Fakultät für Physik, Universität Bielefeld (Germany)
Local Project ID:
HPC Platform used:
JUQUEEN of JSC
Researchers studying subatomic particles that govern our world have long been interested in describing phenomena that happen to the constituents of matter called protons and neutrons, called quarks and gluons, under extreme conditions. Using GCS computing resources, scientists were able to use quantum chromodynamics simulations to reveal that exotic “strange” and “charm” quarks freeze out at roughly the same temperature as the light quarks. In addition, it was found that more strange and charmed bound states should exist than have been detected experimentally thus far. These results are helping to interpret prove experimental observations at CERN’s Large Hadron Collider and Brookhaven National Laboratory’s Relativistic Heavy Ion Collider.
Atomic nuclei consist of electrically neutral neutrons and positively charged protons. Although the latter should repel one another, they are nevertheless bound in the nuclei. The reason for this are the strong interactions. Numerous experiments have shown that the underlying force actually is the interaction between the constituent, subatomic particles of protons and neutrons, the quarks, and the equally subatomic particles, the gluons, which bind them. The theory describing this interaction is called Quantum Chromodynamics, or QCD.
While quarks and gluons are, at room temperature, confined within protons, neutrons and other bound states, their behavior changes drastically when heated to temperatures of about 100,000 times the interior of our sun, or compressed to something like 40 billion tons per cubic centimeter. In collisions of heavy nuclei, such as lead or gold, form a new state of matter at sufficiently high collision energy, called the Quark Gluon Plasma (QGP). The necessary energy can only be provided by the largest accelerators to date, the Large Hadron Collider (LHC) at CERN and Relativistic Heavy Ion Collider (RHIC) at Brookhaven National Laboratory.
These colliders create, for a short moment, a hot and dense QGP fireball which then expands and correspondingly cools down. At some point the composition of the fireball freezes-out into normal quark bound states which are then collected and analyzed by the detectors installed. From the analysis of the debris of such a collision it is to be deduced what the properties of the QGP are, or rather have been a fraction of a second before.
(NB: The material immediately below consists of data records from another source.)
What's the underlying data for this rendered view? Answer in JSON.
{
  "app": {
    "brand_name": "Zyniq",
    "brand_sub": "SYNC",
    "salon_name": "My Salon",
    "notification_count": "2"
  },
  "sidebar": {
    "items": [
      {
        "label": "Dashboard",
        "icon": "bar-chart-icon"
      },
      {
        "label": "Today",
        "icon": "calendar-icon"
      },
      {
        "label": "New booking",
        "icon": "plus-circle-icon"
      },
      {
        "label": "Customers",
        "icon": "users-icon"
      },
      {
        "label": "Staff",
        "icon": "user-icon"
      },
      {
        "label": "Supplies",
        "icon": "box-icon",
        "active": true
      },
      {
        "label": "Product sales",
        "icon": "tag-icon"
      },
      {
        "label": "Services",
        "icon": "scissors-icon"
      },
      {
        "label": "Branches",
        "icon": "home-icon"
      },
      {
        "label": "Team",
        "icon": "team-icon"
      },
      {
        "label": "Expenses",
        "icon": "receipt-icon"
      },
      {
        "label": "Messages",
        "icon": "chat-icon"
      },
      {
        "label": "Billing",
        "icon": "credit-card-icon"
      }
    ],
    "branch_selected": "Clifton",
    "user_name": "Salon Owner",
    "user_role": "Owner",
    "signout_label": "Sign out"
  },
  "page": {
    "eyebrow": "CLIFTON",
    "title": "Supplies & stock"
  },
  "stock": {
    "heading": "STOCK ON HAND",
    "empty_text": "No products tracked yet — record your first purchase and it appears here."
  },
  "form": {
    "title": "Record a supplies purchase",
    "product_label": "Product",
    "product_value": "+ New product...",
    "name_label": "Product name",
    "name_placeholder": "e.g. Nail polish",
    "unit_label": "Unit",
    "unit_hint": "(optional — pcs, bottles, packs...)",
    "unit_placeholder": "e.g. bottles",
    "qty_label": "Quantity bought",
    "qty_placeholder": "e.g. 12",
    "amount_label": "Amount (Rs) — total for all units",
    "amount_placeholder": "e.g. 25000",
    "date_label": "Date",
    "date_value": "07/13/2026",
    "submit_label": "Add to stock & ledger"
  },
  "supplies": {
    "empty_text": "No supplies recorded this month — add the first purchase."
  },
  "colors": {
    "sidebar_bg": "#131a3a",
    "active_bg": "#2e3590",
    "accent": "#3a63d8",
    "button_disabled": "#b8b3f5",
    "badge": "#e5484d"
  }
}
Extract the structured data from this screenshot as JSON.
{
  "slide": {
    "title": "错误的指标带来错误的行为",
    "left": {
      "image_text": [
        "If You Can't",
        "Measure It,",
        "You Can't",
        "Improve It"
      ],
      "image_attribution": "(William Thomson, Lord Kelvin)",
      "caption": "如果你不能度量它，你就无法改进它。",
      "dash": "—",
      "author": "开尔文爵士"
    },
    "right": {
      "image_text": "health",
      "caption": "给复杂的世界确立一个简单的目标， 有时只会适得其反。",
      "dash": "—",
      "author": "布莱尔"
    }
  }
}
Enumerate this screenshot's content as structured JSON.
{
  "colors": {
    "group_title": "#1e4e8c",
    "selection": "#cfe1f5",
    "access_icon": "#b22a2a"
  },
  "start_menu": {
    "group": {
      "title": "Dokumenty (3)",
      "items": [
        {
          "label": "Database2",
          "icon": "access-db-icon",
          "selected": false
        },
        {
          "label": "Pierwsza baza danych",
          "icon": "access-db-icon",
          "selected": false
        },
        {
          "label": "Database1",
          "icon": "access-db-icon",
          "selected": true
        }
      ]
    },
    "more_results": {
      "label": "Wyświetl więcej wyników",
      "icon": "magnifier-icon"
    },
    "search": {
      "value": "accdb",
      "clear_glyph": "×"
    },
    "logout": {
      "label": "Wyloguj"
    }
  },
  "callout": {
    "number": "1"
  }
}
This is where theory is needed and where our project starts.
For the conditions encountered in the experiments, theoretical predictions of QCD need to be derived non-perturbatively. The best method to date is the numerical evaluation of the Feynman path integral by means of Monte Carlo methods – lattice QCD. Numerically this is a challenging task which requires the highest supercomputing capabilities.
The particular focus of the project described here has been the following: the number of particles leaving the QGP at freeze-out is a couple thousand. While the species composition of the cooled fireball fluctuates from collision to collision, these fluctuations carry precious information. In particular, the fluctuations of the number of heavy, so-called strange and charm quark bound states are interesting. It was the aim of the project to predict these fluctuations as a function of temperature (and chemical potentials) in order to allow, in combination with the experimental data, the determination of the freeze-out temperature for strangeness or charm.
The results of the project revealed that strange as well as charm quarks freeze-out at roughly the same temperature as the light quarks of which protons and neutrons are made. The project, however, also delivered an unexpected side result: when the lattice QCD results are compared to very successful models which describe a hadron gas at high temperatures just below the one where the transition to the QGP takes place, it turns out that these models are missing strange and charm quark bound states, states which have not yet been detected experimentally.
Thus, at high temperature something has been learned also about strong interaction physics at room temperature.
Fakultät für Physik , Universität Bielefeld
Universitätsstrasse, D-33615 Bielefeld (Germany)
email: edwin [at] physik.uni-bielefeld.de